(4) For children with disabilities who, after evaluation, are judged not to be able to achieve grade level regardless of supports, the statute requires that the IEP establish “alternative achievement benchmarks” that “reflect professional judgment as to the highest possible standards achievable by the student.”
At one point, when counsel for the School District said that the IDEA only provided a procedural guarantee and did not set a substantive standard, Justice Kagan drove to the heart of the matter, saying:
That’s wrong. This is not just a procedural guarantee. Yes, the IDEA has lots of procedures in it, but they’re all geared towards a particular substantive result. And it’s that substantive result that’s the focus of the – both the administrative process and then judicial review of what comes out of the administrative process.
The justices had clearly researched the issues prior to oral argument and asked thoughtful questions. The justices pressed both sides hard with their concerns. However, the concerns expressed to counsel for Endrew were in the nature of identifying exactly what standard to adopt consistent with the IDEA that would not result in further ambiguity and an explosion in litigation. But the concerns expressed by the Court to counsel for the School District were that it was simply an incorrect reading of the IDEA, as amended, to conclude that there were procedural but no substantive standards, and to conclude that the substantive standard of “merely more than de minimus” met the requirements of the statute.
Oral arguments can be very misleading when trying to predict the outcome of a case. However, we are optimistic from the justices’ questions and the lawyers’ responses that the
Court will find that the IDEA requires a meaningful, substantive standard, something like what counsel for Endrew is advocating.

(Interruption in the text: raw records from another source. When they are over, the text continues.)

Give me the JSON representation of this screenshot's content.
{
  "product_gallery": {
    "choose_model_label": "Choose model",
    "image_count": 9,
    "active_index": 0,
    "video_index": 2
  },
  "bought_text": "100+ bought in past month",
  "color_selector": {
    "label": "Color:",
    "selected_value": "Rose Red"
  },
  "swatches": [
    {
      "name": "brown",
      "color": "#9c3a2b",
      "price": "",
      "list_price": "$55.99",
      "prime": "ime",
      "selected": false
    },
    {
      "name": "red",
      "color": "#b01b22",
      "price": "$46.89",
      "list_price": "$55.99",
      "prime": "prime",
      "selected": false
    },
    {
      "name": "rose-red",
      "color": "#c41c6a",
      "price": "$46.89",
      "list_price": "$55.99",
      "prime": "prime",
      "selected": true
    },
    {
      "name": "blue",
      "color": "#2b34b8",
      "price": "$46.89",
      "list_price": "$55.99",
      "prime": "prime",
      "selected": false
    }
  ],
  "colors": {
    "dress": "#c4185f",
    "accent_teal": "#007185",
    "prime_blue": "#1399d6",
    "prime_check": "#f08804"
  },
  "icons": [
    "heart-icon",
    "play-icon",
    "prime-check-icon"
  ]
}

Many of our clients and readers of this blog and our newsletters may have experienced something similar with their school district. IEP meetings have become more about the procedural rules than the substantive discussion of a TEAM coming together to set goals and benchmarks for their student with disabilities. At the last TEAM meeting I attended, the SPED department TEAM leader spent the entire time typing on her laptop and barely looked up at all of us. She collected signatures on the sign-in sheets and various forms and releases. She discussed procedural safeguards and she reviewed the data sheet to be sure it was all correct. Each person from the child’s team discussed the progress and goals recommended for their professional category and she typed it all in. When we tried to open up a discussion of certain areas like transition, she wanted to move us along because the meeting was getting too long.
We need to move away from the paper pushing and towards the goal of collaboration in IEP meetings to set goals that encourage our students to achieve their fullest potential.